 Last year a new series of cameras has emerged that combines the size of point shoot cameras with the ability to change lenses like a traditional SLR (single lens reflex) camera.

 

Little has changed in camera design since the SLR camera was invented back in 1949. Last year Olympus and Panasonic teamed up to produce several cameras based on the same lens mount, called the Micro Four Thirds system.

 

I think maybe they could have come up with a better name for the system, but I guess it was the engineers turn to do the naming. Name aside, the system is interesting.

 

By removing the mirror in a traditional SLR camera, you can dramatically reduce the size of the camera but keep all the benefits of interchangeable lenses. It also has a much larger sensor then most point and shoot digital cameras, which gives you much better image quality and usability in lower light. You can also look directly through the lens via live view on the LCD screen, or through a viewfinder attachment that you can buy separately.

 

I thought I would see what all the buzz was about and I decided to test out a Panasonic Lumix GF1 kit with a 20mm f1.7 'pancake' lens (pancake because of its ultra thin design, and 1.7 means it has a large aperture to let in lots of light). Thanks to the folks at Henrys in Bayers Lake for letting me give it a test drive for a few days.

 

First off, I loved using this little camera.

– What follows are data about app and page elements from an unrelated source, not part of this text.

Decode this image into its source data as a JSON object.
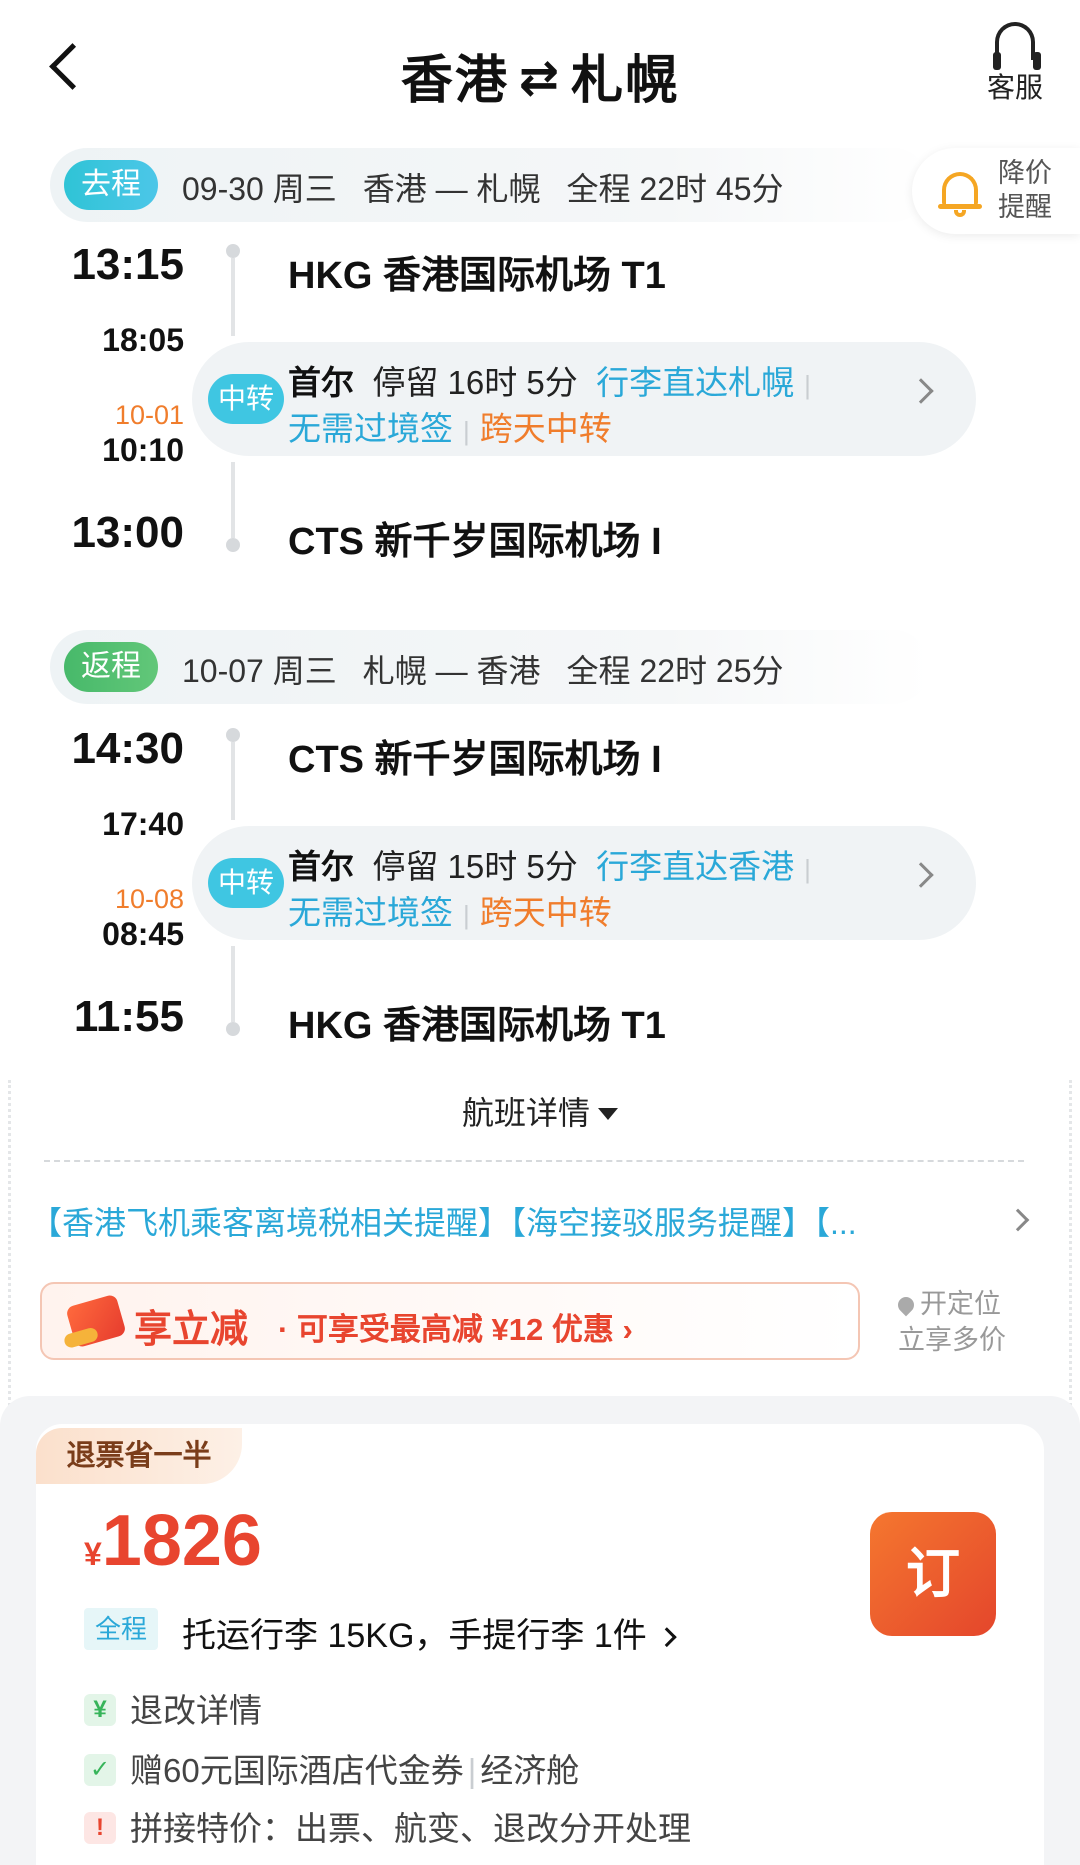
{
  "header": {
    "title_from": "香港",
    "title_to": "札幌",
    "swap_symbol": "⇄",
    "service_label": "客服"
  },
  "price_alert": {
    "line1": "降价",
    "line2": "提醒"
  },
  "outbound": {
    "tag": "去程",
    "date": "09-30 周三",
    "route": "香港 — 札幌",
    "duration": "全程 22时 45分",
    "depart_time": "13:15",
    "depart_airport": "HKG 香港国际机场 T1",
    "transfer_arrive": "18:05",
    "transfer_next_date": "10-01",
    "transfer_depart": "10:10",
    "transfer": {
      "tag": "中转",
      "city": "首尔",
      "stay": "停留 16时 5分",
      "baggage": "行李直达札幌",
      "visa": "无需过境签",
      "overnight": "跨天中转"
    },
    "arrive_time": "13:00",
    "arrive_airport": "CTS 新千岁国际机场 I"
  },
  "return": {
    "tag": "返程",
    "date": "10-07 周三",
    "route": "札幌 — 香港",
    "duration": "全程 22时 25分",
    "depart_time": "14:30",
    "depart_airport": "CTS 新千岁国际机场 I",
    "transfer_arrive": "17:40",
    "transfer_next_date": "10-08",
    "transfer_depart": "08:45",
    "transfer": {
      "tag": "中转",
      "city": "首尔",
      "stay": "停留 15时 5分",
      "baggage": "行李直达香港",
      "visa": "无需过境签",
      "overnight": "跨天中转"
    },
    "arrive_time": "11:55",
    "arrive_airport": "HKG 香港国际机场 T1"
  },
  "flight_details_label": "航班详情",
  "notices": "【香港飞机乘客离境税相关提醒】【海空接驳服务提醒】【...",
  "discount": {
    "big": "享立减",
    "small": "· 可享受最高减 ¥12 优惠  ›"
  },
  "locate": {
    "line1": "开定位",
    "line2": "立享多价"
  },
  "fare": {
    "badge": "退票省一半",
    "currency": "¥",
    "amount": "1826",
    "book_label": "订",
    "bag_tag": "全程",
    "bag_text": "托运行李 15KG，手提行李 1件",
    "features": {
      "refund": "退改详情",
      "gift": "赠60元国际酒店代金券",
      "cabin": "经济舱",
      "special": "拼接特价：出票、航变、退改分开处理"
    }
  },
  "colors": {
    "accent_orange": "#e8452f",
    "accent_blue": "#2aa8d8",
    "outbound_tag": "#2fc4d6",
    "return_tag": "#47b96a"
  }
}
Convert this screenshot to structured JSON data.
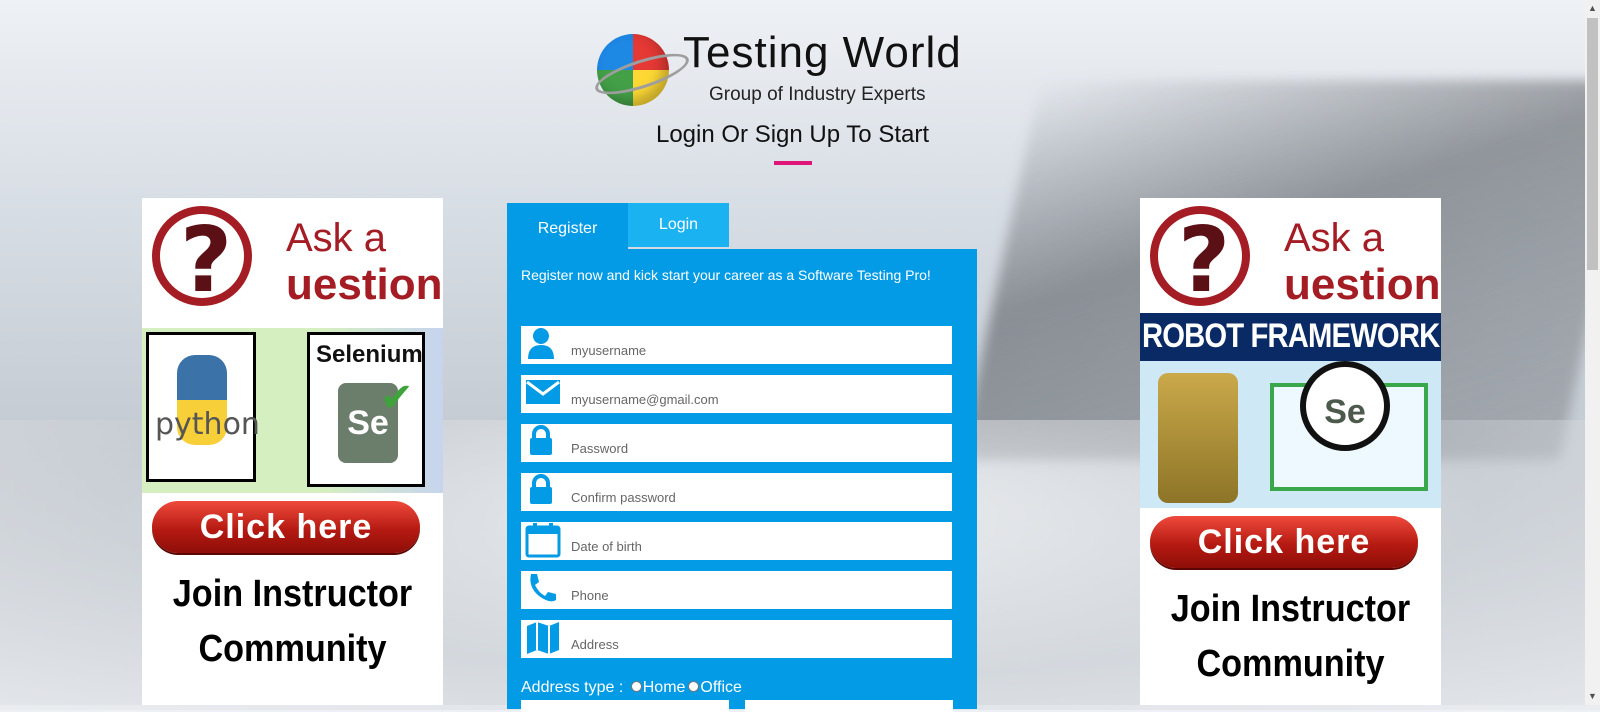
{
  "brand": {
    "title": "Testing World",
    "subtitle": "Group of Industry Experts"
  },
  "heading": "Login Or Sign Up To Start",
  "tabs": {
    "register": "Register",
    "login": "Login"
  },
  "form": {
    "intro": "Register now and kick start your career as a Software Testing Pro!",
    "fields": [
      {
        "icon": "user-icon",
        "placeholder": "myusername"
      },
      {
        "icon": "envelope-icon",
        "placeholder": "myusername@gmail.com"
      },
      {
        "icon": "lock-icon",
        "placeholder": "Password"
      },
      {
        "icon": "lock-icon",
        "placeholder": "Confirm password"
      },
      {
        "icon": "calendar-icon",
        "placeholder": "Date of birth"
      },
      {
        "icon": "phone-icon",
        "placeholder": "Phone"
      },
      {
        "icon": "map-icon",
        "placeholder": "Address"
      }
    ],
    "address_type_label": "Address type :",
    "address_type_options": [
      "Home",
      "Office"
    ]
  },
  "ads": {
    "left": {
      "ask_line1": "Ask a",
      "ask_line2": "uestion",
      "python": "python",
      "selenium": "Selenium",
      "se": "Se",
      "click": "Click here",
      "join_line1": "Join Instructor",
      "join_line2": "Community"
    },
    "right": {
      "ask_line1": "Ask a",
      "ask_line2": "uestion",
      "robot_title": "ROBOT FRAMEWORK",
      "se": "Se",
      "click": "Click here",
      "join_line1": "Join Instructor",
      "join_line2": "Community"
    }
  },
  "colors": {
    "card": "#039be5",
    "tab_login": "#1ab2f0",
    "accent_line": "#e0157a",
    "button_red": "#b51a12"
  }
}
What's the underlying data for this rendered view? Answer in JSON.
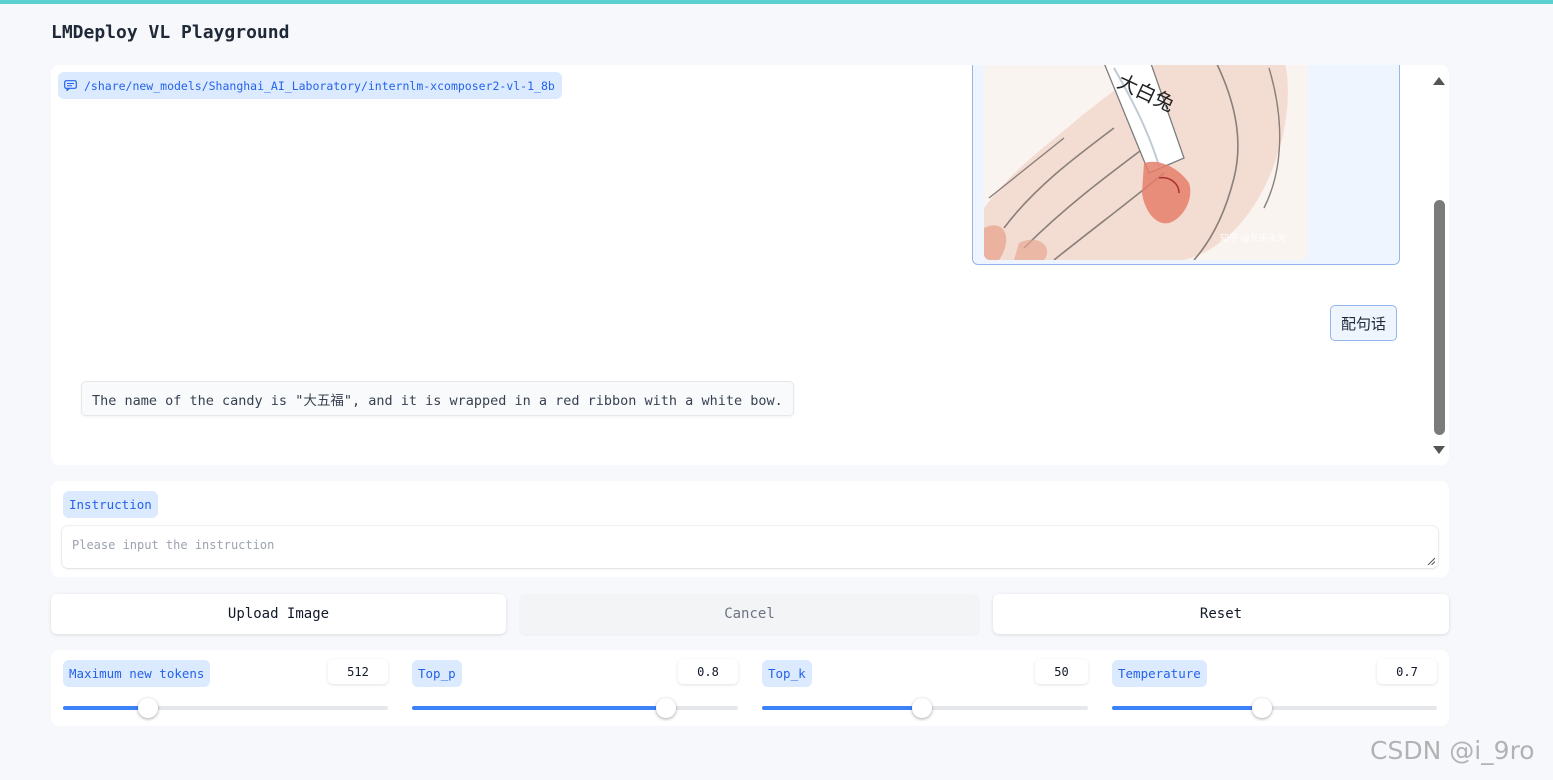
{
  "app": {
    "title": "LMDeploy VL Playground"
  },
  "chat": {
    "label": "/share/new_models/Shanghai_AI_Laboratory/internlm-xcomposer2-vl-1_8b",
    "image": {
      "wrapper_text": "大白兔",
      "watermark_text": "知乎 @长乐未央"
    },
    "user_message": "配句话",
    "bot_message": "The name of the candy is \"大五福\", and it is wrapped in a red ribbon with a white bow."
  },
  "instruction": {
    "label": "Instruction",
    "placeholder": "Please input the instruction",
    "value": ""
  },
  "buttons": {
    "upload": "Upload Image",
    "cancel": "Cancel",
    "reset": "Reset"
  },
  "sliders": [
    {
      "label": "Maximum new tokens",
      "value": "512",
      "fraction": 0.26
    },
    {
      "label": "Top_p",
      "value": "0.8",
      "fraction": 0.78
    },
    {
      "label": "Top_k",
      "value": "50",
      "fraction": 0.49
    },
    {
      "label": "Temperature",
      "value": "0.7",
      "fraction": 0.46
    }
  ],
  "overlay": {
    "watermark": "CSDN @i_9ro"
  },
  "colors": {
    "accent": "#3b82f6",
    "label_bg": "#dbeafe",
    "label_text": "#2563eb",
    "top_bar": "#5ccfd0"
  }
}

I hate carrying a backpack full of gear around all day, taking it on and off to root for a different lens or filter (although I do love the results from using them). I used to carry a little Rangefinder camera around back in the days of film, and this camera instantly reminded me of that. It is small enough to fit in coat pocket and doesn't scream “look at me” like most bigger SLR cameras, so it is a little easier to get candid photos, which I enjoy.

 

Secondly it is a fun little camera to use. The 20mm pancake lens that was attached provided a shallow depth of field that really made the pictures come alive. It was definitely a huge advantage over smaller point and shoot cameras where usually everything in your photo is in focus. In fact, this lens is fast becoming a cult favourite and currently has its own group on flickr.com with almost 6,000 images!

 

 

Personally I love using fixed (non-zoom) lenses like this one, because it forces you to actually move around instead of just standing in one spot and zooming in and out. Of course you can get zoom lenses if you prefer and between Olympus and Panasonic both producing lenses for this camera, there is quite a good selection already.

 

So should you run home and gather all your Canon and Nikon SLR cameras and put them on Kijiji? Not right away.

 

The camera I tried out costs more than most entry level digital SLR systems, although the smaller size is worth in my opinion. I like to travel light, and this fits the bill perfectly. It would also make a great second camera for the professional.

 

Most would be happy with a much cheaper advanced point and shoot camera, but if you really are getting into photography and want to the added features and quality, this might be a good system to choose.